Task description → Write out the listing below character for character, though without its pictures.

Information →

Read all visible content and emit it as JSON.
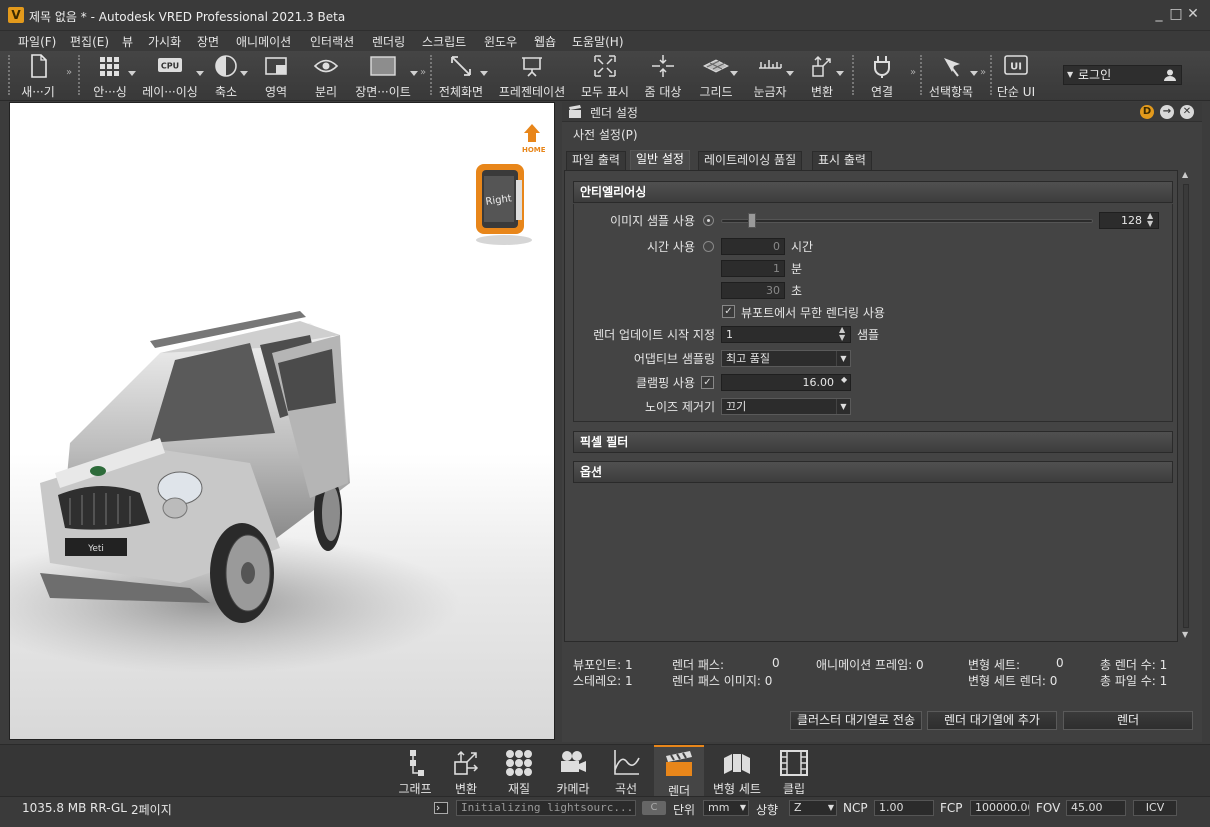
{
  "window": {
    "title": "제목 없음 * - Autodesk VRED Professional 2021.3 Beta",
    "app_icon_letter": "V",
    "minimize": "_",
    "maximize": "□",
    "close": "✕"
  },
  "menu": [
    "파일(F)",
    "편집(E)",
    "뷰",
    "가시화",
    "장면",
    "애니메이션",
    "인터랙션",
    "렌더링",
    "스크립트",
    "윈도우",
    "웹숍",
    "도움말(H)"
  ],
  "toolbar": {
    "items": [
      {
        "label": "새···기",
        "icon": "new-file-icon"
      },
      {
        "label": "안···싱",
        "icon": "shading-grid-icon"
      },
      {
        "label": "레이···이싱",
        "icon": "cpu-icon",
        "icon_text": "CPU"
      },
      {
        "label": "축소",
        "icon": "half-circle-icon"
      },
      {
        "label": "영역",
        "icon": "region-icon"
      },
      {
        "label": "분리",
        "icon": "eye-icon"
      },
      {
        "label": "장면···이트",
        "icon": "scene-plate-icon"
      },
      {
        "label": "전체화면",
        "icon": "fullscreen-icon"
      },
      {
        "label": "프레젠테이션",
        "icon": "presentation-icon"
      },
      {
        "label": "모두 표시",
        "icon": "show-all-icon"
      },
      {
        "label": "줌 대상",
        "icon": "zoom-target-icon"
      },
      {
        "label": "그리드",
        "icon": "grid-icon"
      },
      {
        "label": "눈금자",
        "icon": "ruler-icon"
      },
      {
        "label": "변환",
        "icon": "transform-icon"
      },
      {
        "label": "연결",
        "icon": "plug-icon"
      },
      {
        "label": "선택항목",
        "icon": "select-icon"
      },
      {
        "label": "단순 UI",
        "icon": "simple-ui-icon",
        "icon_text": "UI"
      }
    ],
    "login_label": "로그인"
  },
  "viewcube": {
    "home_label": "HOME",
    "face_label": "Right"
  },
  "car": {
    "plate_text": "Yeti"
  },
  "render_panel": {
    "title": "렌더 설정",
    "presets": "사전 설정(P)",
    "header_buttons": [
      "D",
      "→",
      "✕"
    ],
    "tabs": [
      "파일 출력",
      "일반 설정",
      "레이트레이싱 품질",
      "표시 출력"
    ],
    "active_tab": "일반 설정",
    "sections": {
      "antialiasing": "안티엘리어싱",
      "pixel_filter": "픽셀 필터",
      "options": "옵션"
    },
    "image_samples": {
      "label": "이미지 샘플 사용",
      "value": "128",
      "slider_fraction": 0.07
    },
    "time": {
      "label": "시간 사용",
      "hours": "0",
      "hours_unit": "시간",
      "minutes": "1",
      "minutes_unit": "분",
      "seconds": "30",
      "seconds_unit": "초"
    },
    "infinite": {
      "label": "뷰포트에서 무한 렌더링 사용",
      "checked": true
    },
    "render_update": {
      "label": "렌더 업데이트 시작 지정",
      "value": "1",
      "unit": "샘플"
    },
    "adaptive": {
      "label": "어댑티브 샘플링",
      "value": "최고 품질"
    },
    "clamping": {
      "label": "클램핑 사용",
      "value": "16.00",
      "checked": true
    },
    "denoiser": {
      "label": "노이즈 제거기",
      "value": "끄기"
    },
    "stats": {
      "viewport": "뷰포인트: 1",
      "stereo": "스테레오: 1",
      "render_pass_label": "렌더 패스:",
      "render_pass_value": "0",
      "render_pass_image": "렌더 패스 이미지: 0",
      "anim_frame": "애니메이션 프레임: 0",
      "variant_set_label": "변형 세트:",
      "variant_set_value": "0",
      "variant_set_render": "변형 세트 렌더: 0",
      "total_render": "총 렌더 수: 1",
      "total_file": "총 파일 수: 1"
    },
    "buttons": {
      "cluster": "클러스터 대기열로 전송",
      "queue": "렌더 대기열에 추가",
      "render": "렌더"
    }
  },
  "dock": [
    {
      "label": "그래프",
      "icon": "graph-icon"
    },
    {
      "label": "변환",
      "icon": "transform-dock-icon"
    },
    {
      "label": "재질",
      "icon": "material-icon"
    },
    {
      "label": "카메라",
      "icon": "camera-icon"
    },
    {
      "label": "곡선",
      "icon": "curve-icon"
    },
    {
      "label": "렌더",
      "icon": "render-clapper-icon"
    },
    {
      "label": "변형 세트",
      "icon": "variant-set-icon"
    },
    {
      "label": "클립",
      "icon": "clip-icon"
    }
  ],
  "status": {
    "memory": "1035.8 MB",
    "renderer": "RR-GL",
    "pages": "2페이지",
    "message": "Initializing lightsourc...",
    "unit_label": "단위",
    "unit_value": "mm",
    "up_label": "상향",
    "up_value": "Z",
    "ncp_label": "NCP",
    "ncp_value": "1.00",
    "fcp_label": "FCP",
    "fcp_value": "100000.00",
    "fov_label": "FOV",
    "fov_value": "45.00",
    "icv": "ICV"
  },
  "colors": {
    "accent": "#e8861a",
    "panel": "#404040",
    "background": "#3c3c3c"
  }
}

Output of the task →
Read all visible content and emit it as JSON.
{
  "window": {
    "title": "제목 없음 * - Autodesk VRED Professional 2021.3 Beta",
    "app_icon_letter": "V",
    "minimize": "_",
    "maximize": "□",
    "close": "✕"
  },
  "menu": [
    "파일(F)",
    "편집(E)",
    "뷰",
    "가시화",
    "장면",
    "애니메이션",
    "인터랙션",
    "렌더링",
    "스크립트",
    "윈도우",
    "웹숍",
    "도움말(H)"
  ],
  "toolbar": {
    "items": [
      {
        "label": "새···기",
        "icon": "new-file-icon"
      },
      {
        "label": "안···싱",
        "icon": "shading-grid-icon"
      },
      {
        "label": "레이···이싱",
        "icon": "cpu-icon",
        "icon_text": "CPU"
      },
      {
        "label": "축소",
        "icon": "half-circle-icon"
      },
      {
        "label": "영역",
        "icon": "region-icon"
      },
      {
        "label": "분리",
        "icon": "eye-icon"
      },
      {
        "label": "장면···이트",
        "icon": "scene-plate-icon"
      },
      {
        "label": "전체화면",
        "icon": "fullscreen-icon"
      },
      {
        "label": "프레젠테이션",
        "icon": "presentation-icon"
      },
      {
        "label": "모두 표시",
        "icon": "show-all-icon"
      },
      {
        "label": "줌 대상",
        "icon": "zoom-target-icon"
      },
      {
        "label": "그리드",
        "icon": "grid-icon"
      },
      {
        "label": "눈금자",
        "icon": "ruler-icon"
      },
      {
        "label": "변환",
        "icon": "transform-icon"
      },
      {
        "label": "연결",
        "icon": "plug-icon"
      },
      {
        "label": "선택항목",
        "icon": "select-icon"
      },
      {
        "label": "단순 UI",
        "icon": "simple-ui-icon",
        "icon_text": "UI"
      }
    ],
    "login_label": "로그인"
  },
  "viewcube": {
    "home_label": "HOME",
    "face_label": "Right"
  },
  "car": {
    "plate_text": "Yeti"
  },
  "render_panel": {
    "title": "렌더 설정",
    "presets": "사전 설정(P)",
    "header_buttons": [
      "D",
      "→",
      "✕"
    ],
    "tabs": [
      "파일 출력",
      "일반 설정",
      "레이트레이싱 품질",
      "표시 출력"
    ],
    "active_tab": "일반 설정",
    "sections": {
      "antialiasing": "안티엘리어싱",
      "pixel_filter": "픽셀 필터",
      "options": "옵션"
    },
    "image_samples": {
      "label": "이미지 샘플 사용",
      "value": "128",
      "slider_fraction": 0.07
    },
    "time": {
      "label": "시간 사용",
      "hours": "0",
      "hours_unit": "시간",
      "minutes": "1",
      "minutes_unit": "분",
      "seconds": "30",
      "seconds_unit": "초"
    },
    "infinite": {
      "label": "뷰포트에서 무한 렌더링 사용",
      "checked": true
    },
    "render_update": {
      "label": "렌더 업데이트 시작 지정",
      "value": "1",
      "unit": "샘플"
    },
    "adaptive": {
      "label": "어댑티브 샘플링",
      "value": "최고 품질"
    },
    "clamping": {
      "label": "클램핑 사용",
      "value": "16.00",
      "checked": true
    },
    "denoiser": {
      "label": "노이즈 제거기",
      "value": "끄기"
    },
    "stats": {
      "viewport": "뷰포인트: 1",
      "stereo": "스테레오: 1",
      "render_pass_label": "렌더 패스:",
      "render_pass_value": "0",
      "render_pass_image": "렌더 패스 이미지: 0",
      "anim_frame": "애니메이션 프레임: 0",
      "variant_set_label": "변형 세트:",
      "variant_set_value": "0",
      "variant_set_render": "변형 세트 렌더: 0",
      "total_render": "총 렌더 수: 1",
      "total_file": "총 파일 수: 1"
    },
    "buttons": {
      "cluster": "클러스터 대기열로 전송",
      "queue": "렌더 대기열에 추가",
      "render": "렌더"
    }
  },
  "dock": [
    {
      "label": "그래프",
      "icon": "graph-icon"
    },
    {
      "label": "변환",
      "icon": "transform-dock-icon"
    },
    {
      "label": "재질",
      "icon": "material-icon"
    },
    {
      "label": "카메라",
      "icon": "camera-icon"
    },
    {
      "label": "곡선",
      "icon": "curve-icon"
    },
    {
      "label": "렌더",
      "icon": "render-clapper-icon"
    },
    {
      "label": "변형 세트",
      "icon": "variant-set-icon"
    },
    {
      "label": "클립",
      "icon": "clip-icon"
    }
  ],
  "status": {
    "memory": "1035.8 MB",
    "renderer": "RR-GL",
    "pages": "2페이지",
    "message": "Initializing lightsourc...",
    "unit_label": "단위",
    "unit_value": "mm",
    "up_label": "상향",
    "up_value": "Z",
    "ncp_label": "NCP",
    "ncp_value": "1.00",
    "fcp_label": "FCP",
    "fcp_value": "100000.00",
    "fov_label": "FOV",
    "fov_value": "45.00",
    "icv": "ICV"
  },
  "colors": {
    "accent": "#e8861a",
    "panel": "#404040",
    "background": "#3c3c3c"
  }
}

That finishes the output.